It’s the shimmying up the trees that’s giving me the most trouble so far. Even the top-quality climbing spurs I bought aren’t a great help. I’m nowhere near as fast as my mentors, and I don’t know if I’ll ever be. I find I need a lot of resting while climbing and sometimes this gets a little embarrassing. It was after midnight when I was having a workout at the local park recently and there I was, about ten feet off the ground and taking a little rest, huffing and puffing and generally waiting for my eyes to re-focus when a flashlight beam enveloped me and an officious voice calmly inquired, “may I ask why you’re humping that tree?” Fortunately the nice man in uniform had a good sense of humour, and once I’d explained my fitness schedule to him he had a good laugh and left me to my own devices. Heck, he was so impressed with my novel approach he said he was “sure to tell the other fellows at the shop.” You just can’t keep a great idea down.
I must admit, the whole squirrel diet has been a little tough to swallow. I now know why squirrels collect so many cones – those seeds are damn small, and I find it takes quite a few to make a meal. I’ve stuffed the spare bedroom against next winter already, and cancelled planned visits from family and friends as my dwelling becomes subsumed as storage space. Eating plants has been much easier. Except for the unexpected trip I took when I ate that purple flower, the flora has been plentiful and tasty. I’m really looking forward to the Fall when all the neighbour’s gardens start producing. This fitness thing is a year-round endeavour, you know.

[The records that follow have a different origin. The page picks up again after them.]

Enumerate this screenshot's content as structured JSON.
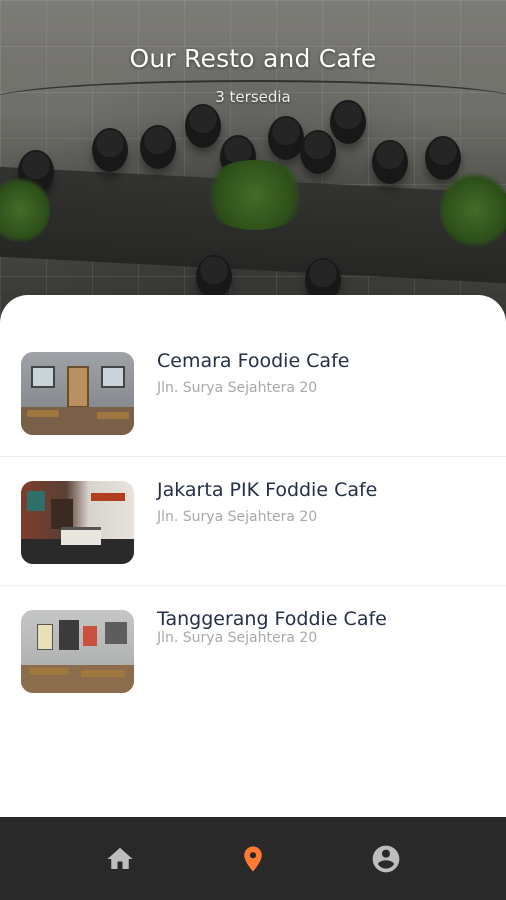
{
  "header": {
    "title": "Our Resto and Cafe",
    "subtitle": "3 tersedia"
  },
  "cafes": [
    {
      "name": "Cemara Foodie Cafe",
      "address": "Jln. Surya Sejahtera 20"
    },
    {
      "name": "Jakarta PIK Foddie Cafe",
      "address": "Jln. Surya Sejahtera 20"
    },
    {
      "name": "Tanggerang Foddie Cafe",
      "address": "Jln. Surya Sejahtera 20"
    }
  ],
  "bottom_nav": {
    "items": [
      {
        "icon": "home-icon",
        "active": false
      },
      {
        "icon": "location-pin-icon",
        "active": true
      },
      {
        "icon": "account-icon",
        "active": false
      }
    ],
    "active_color": "#ff7a33",
    "inactive_color": "#bdbdbd",
    "background": "#292929"
  }
}
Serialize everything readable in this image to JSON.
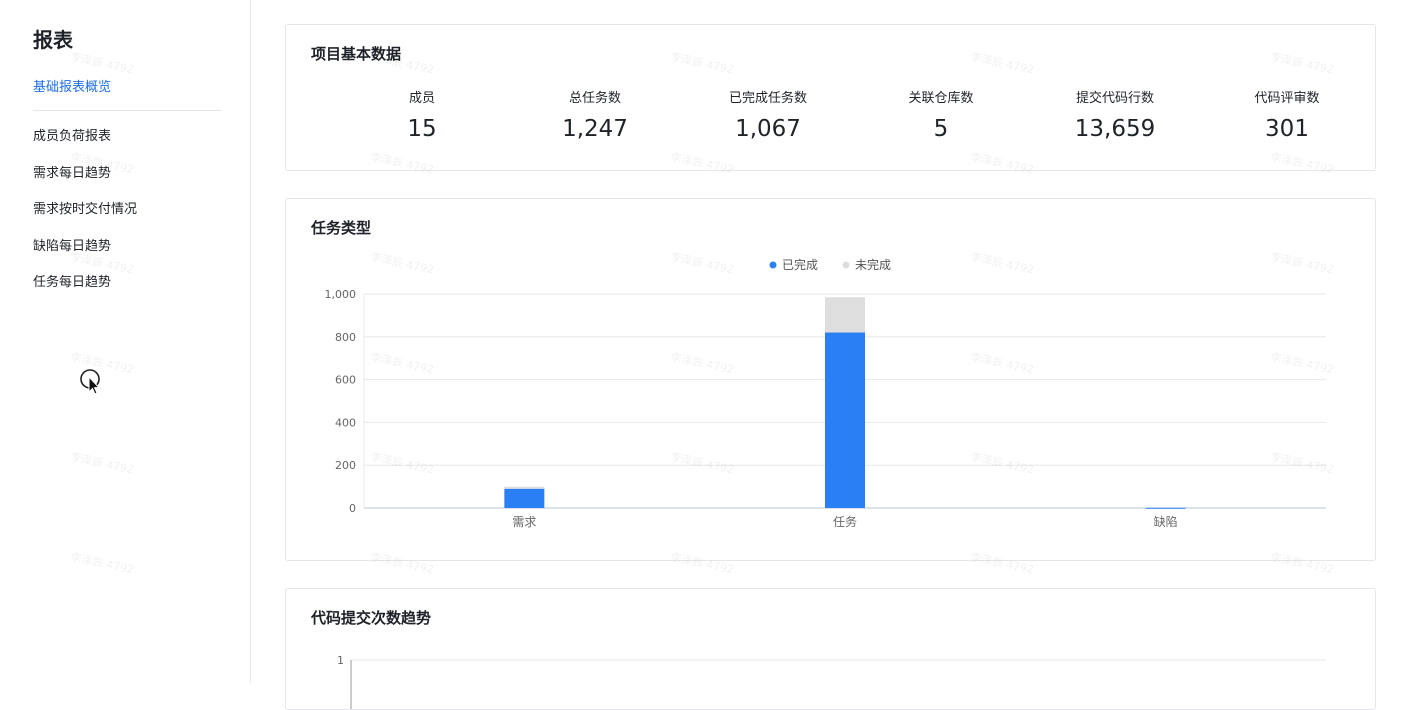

One of the reasons squirrels are so fit is their energy. Study them as long as I have and you notice their eyes are always darting, their movements are super quick and their whole attitude is coiled energy, released in bursts. This has been hard to emulate, but now that I’m drinking about thirty cups of coffee and eating a handful of Dexedrine tablets each day I think I’m getting close. I find ingesting these substances has the added benefit of making the seeds and nuts and plants taste better, plus I don’t need to eat as much. And while the caffeinated climbing upwards has improved, the coming down is much, much harder. But hey! everything in life is a compromise.
So that’s my new fitness regime, and except for the odd rotten branch it’s working out splendidly. So look for me at the beach this summer. I’ll be the healthy guy flitting about harvesting nuts and plants and on the lookout for a thermos of coffee. On the lookout, too, for birds of prey riding the warm air currents high overhead, and the nasty coyotes and weasels and such, terrestrial terrors they are, lurking in the bushes. Nasty brutes, the lot of them, and their jealousy of the fitness level sported by us squirrels drives them, sadly, to murderous intent. But no matter, really. That’s just a price we pay for being in such great bloody shape.